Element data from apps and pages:

"""

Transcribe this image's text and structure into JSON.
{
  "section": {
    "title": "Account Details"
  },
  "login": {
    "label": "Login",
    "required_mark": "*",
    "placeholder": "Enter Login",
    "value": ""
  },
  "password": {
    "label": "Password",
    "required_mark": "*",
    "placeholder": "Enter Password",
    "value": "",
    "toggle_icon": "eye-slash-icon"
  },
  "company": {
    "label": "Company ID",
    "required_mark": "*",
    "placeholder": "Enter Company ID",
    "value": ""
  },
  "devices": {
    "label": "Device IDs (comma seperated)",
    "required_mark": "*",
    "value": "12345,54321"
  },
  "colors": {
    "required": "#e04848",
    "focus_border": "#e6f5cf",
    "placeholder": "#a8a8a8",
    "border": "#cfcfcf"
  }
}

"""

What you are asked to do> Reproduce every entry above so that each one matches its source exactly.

Task result>
Transcribe this image's text and structure into JSON.
{
  "section": {
    "title": "Account Details"
  },
  "login": {
    "label": "Login",
    "required_mark": "*",
    "placeholder": "Enter Login",
    "value": ""
  },
  "password": {
    "label": "Password",
    "required_mark": "*",
    "placeholder": "Enter Password",
    "value": "",
    "toggle_icon": "eye-slash-icon"
  },
  "company": {
    "label": "Company ID",
    "required_mark": "*",
    "placeholder": "Enter Company ID",
    "value": ""
  },
  "devices": {
    "label": "Device IDs (comma seperated)",
    "required_mark": "*",
    "value": "12345,54321"
  },
  "colors": {
    "required": "#e04848",
    "focus_border": "#e6f5cf",
    "placeholder": "#a8a8a8",
    "border": "#cfcfcf"
  }
}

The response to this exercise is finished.